* _THE DATA_:
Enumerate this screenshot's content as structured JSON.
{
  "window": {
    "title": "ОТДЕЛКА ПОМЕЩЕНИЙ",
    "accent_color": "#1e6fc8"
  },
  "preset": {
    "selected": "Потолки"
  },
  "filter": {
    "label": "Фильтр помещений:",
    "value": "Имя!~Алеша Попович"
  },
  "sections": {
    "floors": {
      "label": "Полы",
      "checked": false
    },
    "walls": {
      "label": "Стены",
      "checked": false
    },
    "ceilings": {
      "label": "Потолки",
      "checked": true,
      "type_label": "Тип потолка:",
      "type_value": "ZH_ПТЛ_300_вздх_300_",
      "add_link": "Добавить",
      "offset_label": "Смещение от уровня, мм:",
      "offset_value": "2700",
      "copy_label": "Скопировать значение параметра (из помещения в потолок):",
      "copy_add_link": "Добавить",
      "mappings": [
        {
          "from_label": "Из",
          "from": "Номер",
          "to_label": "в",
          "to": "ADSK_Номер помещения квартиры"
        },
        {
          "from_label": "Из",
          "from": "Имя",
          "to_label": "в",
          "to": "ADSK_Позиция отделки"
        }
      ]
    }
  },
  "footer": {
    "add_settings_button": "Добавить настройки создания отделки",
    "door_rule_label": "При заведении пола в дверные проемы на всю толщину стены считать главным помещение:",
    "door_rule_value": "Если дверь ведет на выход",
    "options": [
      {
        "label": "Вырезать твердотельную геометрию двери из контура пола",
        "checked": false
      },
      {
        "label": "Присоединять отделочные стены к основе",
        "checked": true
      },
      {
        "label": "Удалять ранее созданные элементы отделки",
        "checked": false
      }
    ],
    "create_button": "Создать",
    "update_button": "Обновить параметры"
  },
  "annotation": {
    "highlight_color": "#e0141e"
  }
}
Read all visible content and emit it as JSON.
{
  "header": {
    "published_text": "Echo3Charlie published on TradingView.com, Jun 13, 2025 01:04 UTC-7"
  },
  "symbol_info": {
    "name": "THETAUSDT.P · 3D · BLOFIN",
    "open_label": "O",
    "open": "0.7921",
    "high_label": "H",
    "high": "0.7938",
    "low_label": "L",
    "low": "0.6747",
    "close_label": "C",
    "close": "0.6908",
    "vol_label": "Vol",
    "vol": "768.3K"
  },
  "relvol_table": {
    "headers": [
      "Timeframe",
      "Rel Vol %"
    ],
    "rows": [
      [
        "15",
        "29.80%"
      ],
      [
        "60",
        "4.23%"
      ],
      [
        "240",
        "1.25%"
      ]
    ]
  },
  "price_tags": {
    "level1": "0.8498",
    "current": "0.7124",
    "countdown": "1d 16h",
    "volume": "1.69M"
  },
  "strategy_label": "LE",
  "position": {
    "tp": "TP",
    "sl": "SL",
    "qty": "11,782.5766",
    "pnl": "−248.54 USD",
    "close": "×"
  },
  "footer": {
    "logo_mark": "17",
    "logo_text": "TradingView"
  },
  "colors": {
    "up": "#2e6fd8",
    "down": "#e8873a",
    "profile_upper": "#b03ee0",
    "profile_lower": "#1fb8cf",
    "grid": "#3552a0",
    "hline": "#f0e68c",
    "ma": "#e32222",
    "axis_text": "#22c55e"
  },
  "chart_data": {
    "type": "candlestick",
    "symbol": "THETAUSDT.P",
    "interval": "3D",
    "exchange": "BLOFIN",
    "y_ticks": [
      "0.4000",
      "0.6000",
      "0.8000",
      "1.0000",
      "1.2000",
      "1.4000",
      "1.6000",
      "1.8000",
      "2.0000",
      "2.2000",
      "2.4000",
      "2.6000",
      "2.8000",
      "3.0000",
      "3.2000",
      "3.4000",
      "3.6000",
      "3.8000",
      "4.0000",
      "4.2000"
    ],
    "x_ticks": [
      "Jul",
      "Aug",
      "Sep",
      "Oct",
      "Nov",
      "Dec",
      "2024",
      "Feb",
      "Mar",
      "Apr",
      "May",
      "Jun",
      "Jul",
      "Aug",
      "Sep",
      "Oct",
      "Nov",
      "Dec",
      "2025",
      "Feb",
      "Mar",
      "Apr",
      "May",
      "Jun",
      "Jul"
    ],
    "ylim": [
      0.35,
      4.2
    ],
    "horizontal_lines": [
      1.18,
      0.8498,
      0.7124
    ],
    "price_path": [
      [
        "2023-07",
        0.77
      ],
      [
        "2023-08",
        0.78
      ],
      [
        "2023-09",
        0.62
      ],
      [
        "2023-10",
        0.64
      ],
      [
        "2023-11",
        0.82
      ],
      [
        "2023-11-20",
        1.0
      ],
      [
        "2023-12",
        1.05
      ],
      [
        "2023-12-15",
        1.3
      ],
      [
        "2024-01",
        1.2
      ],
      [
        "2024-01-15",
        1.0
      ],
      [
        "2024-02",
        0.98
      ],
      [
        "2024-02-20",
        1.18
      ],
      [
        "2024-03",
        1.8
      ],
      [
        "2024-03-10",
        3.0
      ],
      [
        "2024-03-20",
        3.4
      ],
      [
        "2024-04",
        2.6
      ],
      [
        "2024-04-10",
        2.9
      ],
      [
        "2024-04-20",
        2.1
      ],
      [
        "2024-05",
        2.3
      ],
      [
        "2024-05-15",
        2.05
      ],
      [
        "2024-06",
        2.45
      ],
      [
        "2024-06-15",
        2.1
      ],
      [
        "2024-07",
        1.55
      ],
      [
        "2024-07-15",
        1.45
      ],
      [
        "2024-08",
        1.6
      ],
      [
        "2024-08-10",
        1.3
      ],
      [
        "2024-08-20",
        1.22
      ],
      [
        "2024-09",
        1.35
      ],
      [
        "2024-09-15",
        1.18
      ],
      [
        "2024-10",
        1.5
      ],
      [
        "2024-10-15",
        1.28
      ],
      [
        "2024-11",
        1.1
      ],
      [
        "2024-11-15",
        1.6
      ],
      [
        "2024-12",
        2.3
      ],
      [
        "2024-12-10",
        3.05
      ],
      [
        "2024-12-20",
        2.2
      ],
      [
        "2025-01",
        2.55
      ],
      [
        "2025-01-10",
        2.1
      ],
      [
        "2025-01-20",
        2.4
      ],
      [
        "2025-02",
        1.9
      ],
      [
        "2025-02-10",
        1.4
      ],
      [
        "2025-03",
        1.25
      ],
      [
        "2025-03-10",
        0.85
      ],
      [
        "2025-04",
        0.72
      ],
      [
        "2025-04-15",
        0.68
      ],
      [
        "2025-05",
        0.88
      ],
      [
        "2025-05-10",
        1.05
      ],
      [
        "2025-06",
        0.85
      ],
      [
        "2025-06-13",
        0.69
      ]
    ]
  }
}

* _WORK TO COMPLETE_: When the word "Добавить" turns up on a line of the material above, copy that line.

* _ANSWER SECTION_:
      "add_link": "Добавить",
      "copy_add_link": "Добавить",
    "add_settings_button": "Добавить настройки создания отделки",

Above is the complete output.